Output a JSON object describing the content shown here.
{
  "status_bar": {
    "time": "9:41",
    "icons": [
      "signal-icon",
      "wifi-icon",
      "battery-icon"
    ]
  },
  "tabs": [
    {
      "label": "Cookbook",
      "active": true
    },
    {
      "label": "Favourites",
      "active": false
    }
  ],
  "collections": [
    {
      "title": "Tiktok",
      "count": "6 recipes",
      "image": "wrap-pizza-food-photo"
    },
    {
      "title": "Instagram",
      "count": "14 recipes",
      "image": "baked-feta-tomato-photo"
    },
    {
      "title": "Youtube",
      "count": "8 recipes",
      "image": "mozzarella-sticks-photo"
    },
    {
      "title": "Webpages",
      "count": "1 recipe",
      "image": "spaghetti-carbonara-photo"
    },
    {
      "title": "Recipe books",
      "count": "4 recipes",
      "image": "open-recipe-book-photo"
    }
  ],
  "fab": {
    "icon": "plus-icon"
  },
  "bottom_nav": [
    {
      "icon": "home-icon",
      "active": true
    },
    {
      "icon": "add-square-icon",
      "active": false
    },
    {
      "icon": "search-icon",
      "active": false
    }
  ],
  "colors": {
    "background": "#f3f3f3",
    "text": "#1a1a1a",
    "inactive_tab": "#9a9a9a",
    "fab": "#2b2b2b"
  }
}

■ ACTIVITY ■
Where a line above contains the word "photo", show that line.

■ EXPECTED ANSWER ■
      "image": "wrap-pizza-food-photo"
      "image": "baked-feta-tomato-photo"
      "image": "mozzarella-sticks-photo"
      "image": "spaghetti-carbonara-photo"
      "image": "open-recipe-book-photo"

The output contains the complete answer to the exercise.